(Material provided)

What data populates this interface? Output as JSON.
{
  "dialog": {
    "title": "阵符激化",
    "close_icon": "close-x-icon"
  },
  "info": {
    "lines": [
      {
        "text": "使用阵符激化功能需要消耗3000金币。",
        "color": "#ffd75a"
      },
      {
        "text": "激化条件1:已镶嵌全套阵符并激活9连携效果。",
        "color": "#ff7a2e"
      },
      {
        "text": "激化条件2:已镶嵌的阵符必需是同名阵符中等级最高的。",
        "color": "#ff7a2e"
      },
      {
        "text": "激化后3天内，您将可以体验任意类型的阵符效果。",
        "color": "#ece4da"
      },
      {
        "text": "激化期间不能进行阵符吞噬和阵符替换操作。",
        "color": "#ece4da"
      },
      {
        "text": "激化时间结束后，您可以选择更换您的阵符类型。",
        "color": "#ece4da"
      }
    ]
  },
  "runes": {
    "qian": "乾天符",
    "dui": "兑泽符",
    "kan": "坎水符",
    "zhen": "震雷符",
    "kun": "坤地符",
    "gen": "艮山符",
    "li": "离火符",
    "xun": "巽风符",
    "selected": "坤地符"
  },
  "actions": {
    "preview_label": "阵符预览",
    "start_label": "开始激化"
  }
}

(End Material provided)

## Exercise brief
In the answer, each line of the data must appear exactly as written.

## Finished exercise
What data populates this interface? Output as JSON.
{
  "dialog": {
    "title": "阵符激化",
    "close_icon": "close-x-icon"
  },
  "info": {
    "lines": [
      {
        "text": "使用阵符激化功能需要消耗3000金币。",
        "color": "#ffd75a"
      },
      {
        "text": "激化条件1:已镶嵌全套阵符并激活9连携效果。",
        "color": "#ff7a2e"
      },
      {
        "text": "激化条件2:已镶嵌的阵符必需是同名阵符中等级最高的。",
        "color": "#ff7a2e"
      },
      {
        "text": "激化后3天内，您将可以体验任意类型的阵符效果。",
        "color": "#ece4da"
      },
      {
        "text": "激化期间不能进行阵符吞噬和阵符替换操作。",
        "color": "#ece4da"
      },
      {
        "text": "激化时间结束后，您可以选择更换您的阵符类型。",
        "color": "#ece4da"
      }
    ]
  },
  "runes": {
    "qian": "乾天符",
    "dui": "兑泽符",
    "kan": "坎水符",
    "zhen": "震雷符",
    "kun": "坤地符",
    "gen": "艮山符",
    "li": "离火符",
    "xun": "巽风符",
    "selected": "坤地符"
  },
  "actions": {
    "preview_label": "阵符预览",
    "start_label": "开始激化"
  }
}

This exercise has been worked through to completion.